Addressing the looming retirement security crisis
The United States is on the verge of a retirement crisis. About one half of all U.S. households age 55 and older have no retirement savings, and up to two-thirds of workers may not have saved enough to maintain their standard of living in retirement.
As Chairman of the Senate Aging Committee, ensuring that more Americans are financially secure in their retirement years is one of my highest priorities. In order to address this looming crisis, I have introduced two bipartisan bills to improve access to retirement savings opportunities so that fewer people end up retiring in poverty.
One cause of this savings shortfall is that employees of small businesses, which are the majority of businesses, are much less likely to participate in, or even have access to, employer-sponsored retirement plans. Here in Maine, at least 46 percent of private sector employees work for an employer that does not offer a retirement plan. Yet, we know that people are more likely to save if their employer is able to provide access to a plan.
Making it easier and more affordable for smaller businesses to offer retirement plans would make a significant difference for many Americans. That is why the first of the two bills I introduced, the Retirement Security Act, would focus on reducing the cost and complexity of retirement plans, especially for our small businesses, and on encouraging individual employees to save more for retirement.
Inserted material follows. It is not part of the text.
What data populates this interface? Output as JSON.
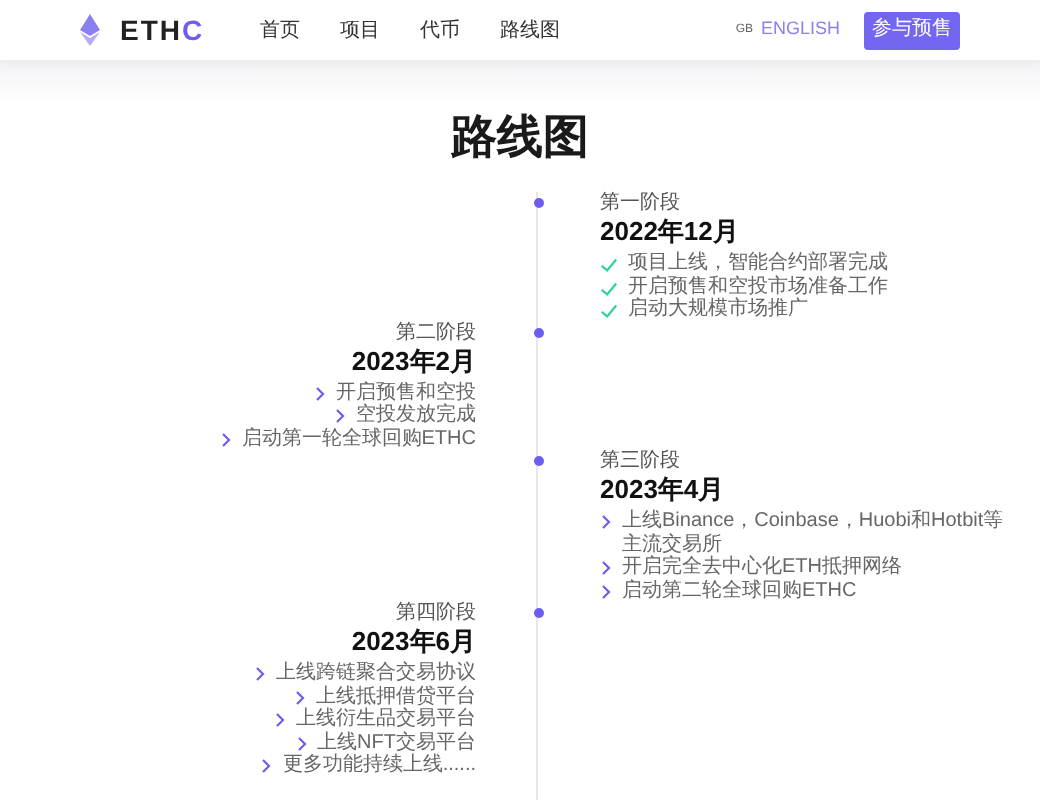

This bill would allow businesses to join multiple employer plans (MEPs) to share the administrative burden of a retirement plan without requiring a connection, or “nexus,” between them, and it would protect members of a MEP from losing their tax benefits if one employer in a MEP fails to meet the minimum criteria. It would also reduce onerous paperwork burdens and requirements on businesses seeking to offer retirement programs to their employees. Moreover, it would allow employees to receive an employer match of contributions up to 10 percent of their salary and would provide the smallest businesses — those with fewer than 100 employees — a tax credit to offset their increased contributions.
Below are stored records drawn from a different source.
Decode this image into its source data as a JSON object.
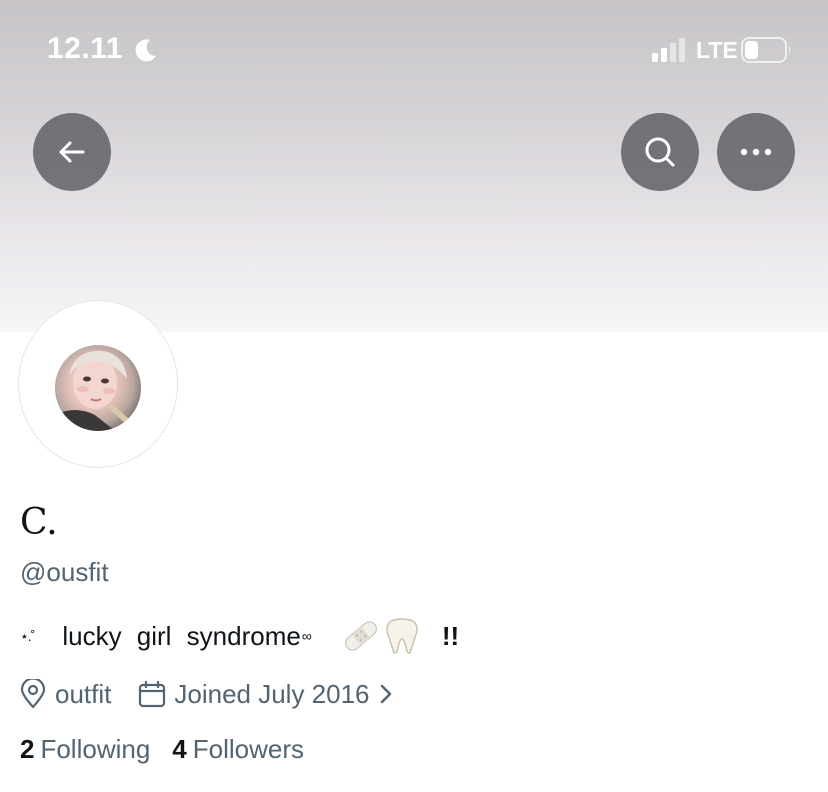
{
  "status_bar": {
    "time": "12.11",
    "network": "LTE"
  },
  "header": {
    "back_icon": "arrow-left-icon",
    "search_icon": "search-icon",
    "more_icon": "ellipsis-icon"
  },
  "profile": {
    "display_name": "C.",
    "handle": "@ousfit",
    "bio": {
      "decoration": "⋆.˚",
      "text": "lucky girl syndrome",
      "superscript": "∞",
      "emoji": [
        "🩹",
        "🦷"
      ],
      "suffix": "!!"
    },
    "location": "outfit",
    "joined": "Joined July 2016"
  },
  "stats": {
    "following_count": "2",
    "following_label": "Following",
    "followers_count": "4",
    "followers_label": "Followers"
  },
  "colors": {
    "primary_text": "#0f1419",
    "secondary_text": "#536471",
    "header_button_bg": "#5c5c60"
  }
}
The new retirement plan options in this bill are just that — options. No business, large or small, would be required to offer a retirement plan. Rather than a mandate, this is an opportunity for employers, whom I know share the concern about the financial security of their employees.
The second bill I introduced would build on this comprehensive effort to strengthen retirement security. The SIMPLE Plan Modernization Act would provide more opportunities for both employers and employees seeking to use the popular SIMPLE plans for retirement savings. Established in 1996, SIMPLE plans can help small businesses provide employees with retirement plans that are less costly and easier to navigate than a 401(k) plan, which many small employers cannot afford. My bill would help expand access to SIMPLE plans by increasing the contribution limit for most small companies.
I recently chaired an Aging Committee hearing to examine efforts to encourage retirement savings. Among our witnesses was Denis St. Peter, a Maine business leader who has achieved remarkable success in increasing his employees’ participation in his company’s retirement plan.
When Mr. St. Peter became President and CEO of CES, Inc., an engineering consulting firm based in Brewer with offices throughout Maine, nearly a decade ago, only six in 10 of his employees were participating in the company’s 401(k) retirement plan, and the average contribution was a meager 3.9 percent of salary. After Mr. St. Peter adopted a new approach — which included matching up to 4 percent of employees’ contributions and educating employees about retirement planning and their options — nine in 10 employees began participating in the company’s retirement plans, and average contributions more than tripled.
Working together, government, committed business leaders and informed employees can address this crisis and increase financial security for hardworking Americans during what should be their golden years of retirement.